WORK TASK - Return all entries below exactly. Skip nothing.
----- GIVEN INFORMATION
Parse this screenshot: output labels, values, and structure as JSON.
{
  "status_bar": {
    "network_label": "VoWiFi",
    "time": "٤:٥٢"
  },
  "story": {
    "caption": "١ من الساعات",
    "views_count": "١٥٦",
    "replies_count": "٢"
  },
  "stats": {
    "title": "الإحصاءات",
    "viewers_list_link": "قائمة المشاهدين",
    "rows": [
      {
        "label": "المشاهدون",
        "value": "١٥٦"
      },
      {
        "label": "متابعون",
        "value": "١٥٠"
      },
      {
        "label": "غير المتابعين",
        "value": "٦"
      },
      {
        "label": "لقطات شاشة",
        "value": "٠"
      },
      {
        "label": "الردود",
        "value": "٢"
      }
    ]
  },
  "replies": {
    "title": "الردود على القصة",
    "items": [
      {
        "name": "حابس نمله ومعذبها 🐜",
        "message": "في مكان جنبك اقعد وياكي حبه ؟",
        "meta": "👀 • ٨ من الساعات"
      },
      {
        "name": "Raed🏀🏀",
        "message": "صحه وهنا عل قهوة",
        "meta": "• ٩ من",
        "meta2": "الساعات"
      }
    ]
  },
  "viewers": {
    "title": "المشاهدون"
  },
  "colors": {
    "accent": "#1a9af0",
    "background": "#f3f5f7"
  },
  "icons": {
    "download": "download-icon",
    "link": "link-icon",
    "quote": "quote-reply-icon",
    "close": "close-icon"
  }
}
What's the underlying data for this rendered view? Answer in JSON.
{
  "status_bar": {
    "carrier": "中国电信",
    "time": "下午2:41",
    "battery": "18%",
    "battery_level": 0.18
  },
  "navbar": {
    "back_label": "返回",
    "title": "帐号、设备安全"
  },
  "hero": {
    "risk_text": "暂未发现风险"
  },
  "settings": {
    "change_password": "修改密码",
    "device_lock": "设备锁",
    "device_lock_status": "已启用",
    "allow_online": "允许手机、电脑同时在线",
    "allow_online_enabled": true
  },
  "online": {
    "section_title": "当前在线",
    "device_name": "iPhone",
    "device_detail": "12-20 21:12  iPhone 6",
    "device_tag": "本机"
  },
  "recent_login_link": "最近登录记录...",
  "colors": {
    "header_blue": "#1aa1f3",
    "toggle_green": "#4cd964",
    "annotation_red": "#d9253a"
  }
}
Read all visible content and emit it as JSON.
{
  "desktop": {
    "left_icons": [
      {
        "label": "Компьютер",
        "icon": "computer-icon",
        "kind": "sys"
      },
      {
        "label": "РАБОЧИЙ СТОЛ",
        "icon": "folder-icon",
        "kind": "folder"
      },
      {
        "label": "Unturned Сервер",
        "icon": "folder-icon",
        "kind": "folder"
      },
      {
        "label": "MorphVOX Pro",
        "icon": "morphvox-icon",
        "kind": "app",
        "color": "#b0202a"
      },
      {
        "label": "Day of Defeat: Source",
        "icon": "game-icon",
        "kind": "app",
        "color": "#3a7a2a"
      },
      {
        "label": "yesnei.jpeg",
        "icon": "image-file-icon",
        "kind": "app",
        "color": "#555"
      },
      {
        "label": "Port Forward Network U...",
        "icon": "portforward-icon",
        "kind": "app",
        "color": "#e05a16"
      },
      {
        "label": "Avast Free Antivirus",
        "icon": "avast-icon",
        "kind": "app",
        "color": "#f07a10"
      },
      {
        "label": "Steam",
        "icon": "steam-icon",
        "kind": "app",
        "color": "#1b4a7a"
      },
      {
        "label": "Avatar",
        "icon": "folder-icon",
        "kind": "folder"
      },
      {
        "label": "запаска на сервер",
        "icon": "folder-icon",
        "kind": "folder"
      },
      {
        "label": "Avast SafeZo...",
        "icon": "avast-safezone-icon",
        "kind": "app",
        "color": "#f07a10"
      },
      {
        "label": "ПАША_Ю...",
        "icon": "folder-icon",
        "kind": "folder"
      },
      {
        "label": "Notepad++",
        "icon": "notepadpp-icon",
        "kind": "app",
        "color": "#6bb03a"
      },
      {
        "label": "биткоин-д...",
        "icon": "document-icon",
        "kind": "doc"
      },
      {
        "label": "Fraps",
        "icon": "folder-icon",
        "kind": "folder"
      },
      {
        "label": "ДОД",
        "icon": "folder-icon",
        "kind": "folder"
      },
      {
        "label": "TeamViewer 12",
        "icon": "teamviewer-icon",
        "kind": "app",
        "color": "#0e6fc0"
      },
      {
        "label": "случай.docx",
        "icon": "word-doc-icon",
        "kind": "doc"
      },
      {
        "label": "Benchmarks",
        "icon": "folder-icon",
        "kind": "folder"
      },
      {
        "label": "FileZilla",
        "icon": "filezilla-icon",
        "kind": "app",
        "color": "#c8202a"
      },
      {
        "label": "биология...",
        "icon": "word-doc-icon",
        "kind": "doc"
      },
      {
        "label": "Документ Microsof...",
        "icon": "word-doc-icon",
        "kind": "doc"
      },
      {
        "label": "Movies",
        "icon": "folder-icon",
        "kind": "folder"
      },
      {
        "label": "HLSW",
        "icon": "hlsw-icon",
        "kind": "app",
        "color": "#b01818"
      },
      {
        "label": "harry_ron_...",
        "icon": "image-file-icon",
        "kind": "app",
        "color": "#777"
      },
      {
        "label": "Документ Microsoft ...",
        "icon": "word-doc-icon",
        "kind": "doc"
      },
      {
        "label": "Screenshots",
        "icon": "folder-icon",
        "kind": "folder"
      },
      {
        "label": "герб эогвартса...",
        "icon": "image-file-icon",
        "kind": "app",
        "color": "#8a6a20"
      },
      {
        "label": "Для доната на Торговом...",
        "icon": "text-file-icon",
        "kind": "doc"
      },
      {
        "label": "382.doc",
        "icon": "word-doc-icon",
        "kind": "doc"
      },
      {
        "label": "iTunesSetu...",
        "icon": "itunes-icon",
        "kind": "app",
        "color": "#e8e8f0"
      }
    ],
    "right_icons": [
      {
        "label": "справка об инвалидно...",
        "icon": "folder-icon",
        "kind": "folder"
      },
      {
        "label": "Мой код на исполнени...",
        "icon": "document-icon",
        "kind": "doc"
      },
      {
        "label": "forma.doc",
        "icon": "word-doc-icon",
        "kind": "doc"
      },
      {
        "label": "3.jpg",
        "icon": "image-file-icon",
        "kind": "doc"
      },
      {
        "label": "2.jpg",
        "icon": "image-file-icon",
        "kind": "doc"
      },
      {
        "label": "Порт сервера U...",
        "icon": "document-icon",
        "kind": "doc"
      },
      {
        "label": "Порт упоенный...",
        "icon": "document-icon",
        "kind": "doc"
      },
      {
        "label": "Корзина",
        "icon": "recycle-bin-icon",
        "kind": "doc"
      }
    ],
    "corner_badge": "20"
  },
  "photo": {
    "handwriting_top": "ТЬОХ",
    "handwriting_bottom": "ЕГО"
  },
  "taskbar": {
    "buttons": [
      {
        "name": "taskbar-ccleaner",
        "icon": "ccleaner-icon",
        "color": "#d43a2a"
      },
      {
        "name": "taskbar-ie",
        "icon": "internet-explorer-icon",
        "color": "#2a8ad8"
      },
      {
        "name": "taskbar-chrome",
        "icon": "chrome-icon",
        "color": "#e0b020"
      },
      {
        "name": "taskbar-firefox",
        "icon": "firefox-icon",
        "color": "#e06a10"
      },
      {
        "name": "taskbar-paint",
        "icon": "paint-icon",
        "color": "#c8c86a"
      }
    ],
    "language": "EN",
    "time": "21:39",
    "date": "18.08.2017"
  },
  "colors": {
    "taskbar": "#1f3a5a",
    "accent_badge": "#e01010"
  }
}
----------
EXPECTED OUTPUT -
Parse this screenshot: output labels, values, and structure as JSON.
{
  "status_bar": {
    "network_label": "VoWiFi",
    "time": "٤:٥٢"
  },
  "story": {
    "caption": "١ من الساعات",
    "views_count": "١٥٦",
    "replies_count": "٢"
  },
  "stats": {
    "title": "الإحصاءات",
    "viewers_list_link": "قائمة المشاهدين",
    "rows": [
      {
        "label": "المشاهدون",
        "value": "١٥٦"
      },
      {
        "label": "متابعون",
        "value": "١٥٠"
      },
      {
        "label": "غير المتابعين",
        "value": "٦"
      },
      {
        "label": "لقطات شاشة",
        "value": "٠"
      },
      {
        "label": "الردود",
        "value": "٢"
      }
    ]
  },
  "replies": {
    "title": "الردود على القصة",
    "items": [
      {
        "name": "حابس نمله ومعذبها 🐜",
        "message": "في مكان جنبك اقعد وياكي حبه ؟",
        "meta": "👀 • ٨ من الساعات"
      },
      {
        "name": "Raed🏀🏀",
        "message": "صحه وهنا عل قهوة",
        "meta": "• ٩ من",
        "meta2": "الساعات"
      }
    ]
  },
  "viewers": {
    "title": "المشاهدون"
  },
  "colors": {
    "accent": "#1a9af0",
    "background": "#f3f5f7"
  },
  "icons": {
    "download": "download-icon",
    "link": "link-icon",
    "quote": "quote-reply-icon",
    "close": "close-icon"
  }
}
What's the underlying data for this rendered view? Answer in JSON.
{
  "status_bar": {
    "carrier": "中国电信",
    "time": "下午2:41",
    "battery": "18%",
    "battery_level": 0.18
  },
  "navbar": {
    "back_label": "返回",
    "title": "帐号、设备安全"
  },
  "hero": {
    "risk_text": "暂未发现风险"
  },
  "settings": {
    "change_password": "修改密码",
    "device_lock": "设备锁",
    "device_lock_status": "已启用",
    "allow_online": "允许手机、电脑同时在线",
    "allow_online_enabled": true
  },
  "online": {
    "section_title": "当前在线",
    "device_name": "iPhone",
    "device_detail": "12-20 21:12  iPhone 6",
    "device_tag": "本机"
  },
  "recent_login_link": "最近登录记录...",
  "colors": {
    "header_blue": "#1aa1f3",
    "toggle_green": "#4cd964",
    "annotation_red": "#d9253a"
  }
}
Read all visible content and emit it as JSON.
{
  "desktop": {
    "left_icons": [
      {
        "label": "Компьютер",
        "icon": "computer-icon",
        "kind": "sys"
      },
      {
        "label": "РАБОЧИЙ СТОЛ",
        "icon": "folder-icon",
        "kind": "folder"
      },
      {
        "label": "Unturned Сервер",
        "icon": "folder-icon",
        "kind": "folder"
      },
      {
        "label": "MorphVOX Pro",
        "icon": "morphvox-icon",
        "kind": "app",
        "color": "#b0202a"
      },
      {
        "label": "Day of Defeat: Source",
        "icon": "game-icon",
        "kind": "app",
        "color": "#3a7a2a"
      },
      {
        "label": "yesnei.jpeg",
        "icon": "image-file-icon",
        "kind": "app",
        "color": "#555"
      },
      {
        "label": "Port Forward Network U...",
        "icon": "portforward-icon",
        "kind": "app",
        "color": "#e05a16"
      },
      {
        "label": "Avast Free Antivirus",
        "icon": "avast-icon",
        "kind": "app",
        "color": "#f07a10"
      },
      {
        "label": "Steam",
        "icon": "steam-icon",
        "kind": "app",
        "color": "#1b4a7a"
      },
      {
        "label": "Avatar",
        "icon": "folder-icon",
        "kind": "folder"
      },
      {
        "label": "запаска на сервер",
        "icon": "folder-icon",
        "kind": "folder"
      },
      {
        "label": "Avast SafeZo...",
        "icon": "avast-safezone-icon",
        "kind": "app",
        "color": "#f07a10"
      },
      {
        "label": "ПАША_Ю...",
        "icon": "folder-icon",
        "kind": "folder"
      },
      {
        "label": "Notepad++",
        "icon": "notepadpp-icon",
        "kind": "app",
        "color": "#6bb03a"
      },
      {
        "label": "биткоин-д...",
        "icon": "document-icon",
        "kind": "doc"
      },
      {
        "label": "Fraps",
        "icon": "folder-icon",
        "kind": "folder"
      },
      {
        "label": "ДОД",
        "icon": "folder-icon",
        "kind": "folder"
      },
      {
        "label": "TeamViewer 12",
        "icon": "teamviewer-icon",
        "kind": "app",
        "color": "#0e6fc0"
      },
      {
        "label": "случай.docx",
        "icon": "word-doc-icon",
        "kind": "doc"
      },
      {
        "label": "Benchmarks",
        "icon": "folder-icon",
        "kind": "folder"
      },
      {
        "label": "FileZilla",
        "icon": "filezilla-icon",
        "kind": "app",
        "color": "#c8202a"
      },
      {
        "label": "биология...",
        "icon": "word-doc-icon",
        "kind": "doc"
      },
      {
        "label": "Документ Microsof...",
        "icon": "word-doc-icon",
        "kind": "doc"
      },
      {
        "label": "Movies",
        "icon": "folder-icon",
        "kind": "folder"
      },
      {
        "label": "HLSW",
        "icon": "hlsw-icon",
        "kind": "app",
        "color": "#b01818"
      },
      {
        "label": "harry_ron_...",
        "icon": "image-file-icon",
        "kind": "app",
        "color": "#777"
      },
      {
        "label": "Документ Microsoft ...",
        "icon": "word-doc-icon",
        "kind": "doc"
      },
      {
        "label": "Screenshots",
        "icon": "folder-icon",
        "kind": "folder"
      },
      {
        "label": "герб эогвартса...",
        "icon": "image-file-icon",
        "kind": "app",
        "color": "#8a6a20"
      },
      {
        "label": "Для доната на Торговом...",
        "icon": "text-file-icon",
        "kind": "doc"
      },
      {
        "label": "382.doc",
        "icon": "word-doc-icon",
        "kind": "doc"
      },
      {
        "label": "iTunesSetu...",
        "icon": "itunes-icon",
        "kind": "app",
        "color": "#e8e8f0"
      }
    ],
    "right_icons": [
      {
        "label": "справка об инвалидно...",
        "icon": "folder-icon",
        "kind": "folder"
      },
      {
        "label": "Мой код на исполнени...",
        "icon": "document-icon",
        "kind": "doc"
      },
      {
        "label": "forma.doc",
        "icon": "word-doc-icon",
        "kind": "doc"
      },
      {
        "label": "3.jpg",
        "icon": "image-file-icon",
        "kind": "doc"
      },
      {
        "label": "2.jpg",
        "icon": "image-file-icon",
        "kind": "doc"
      },
      {
        "label": "Порт сервера U...",
        "icon": "document-icon",
        "kind": "doc"
      },
      {
        "label": "Порт упоенный...",
        "icon": "document-icon",
        "kind": "doc"
      },
      {
        "label": "Корзина",
        "icon": "recycle-bin-icon",
        "kind": "doc"
      }
    ],
    "corner_badge": "20"
  },
  "photo": {
    "handwriting_top": "ТЬОХ",
    "handwriting_bottom": "ЕГО"
  },
  "taskbar": {
    "buttons": [
      {
        "name": "taskbar-ccleaner",
        "icon": "ccleaner-icon",
        "color": "#d43a2a"
      },
      {
        "name": "taskbar-ie",
        "icon": "internet-explorer-icon",
        "color": "#2a8ad8"
      },
      {
        "name": "taskbar-chrome",
        "icon": "chrome-icon",
        "color": "#e0b020"
      },
      {
        "name": "taskbar-firefox",
        "icon": "firefox-icon",
        "color": "#e06a10"
      },
      {
        "name": "taskbar-paint",
        "icon": "paint-icon",
        "color": "#c8c86a"
      }
    ],
    "language": "EN",
    "time": "21:39",
    "date": "18.08.2017"
  },
  "colors": {
    "taskbar": "#1f3a5a",
    "accent_badge": "#e01010"
  }
}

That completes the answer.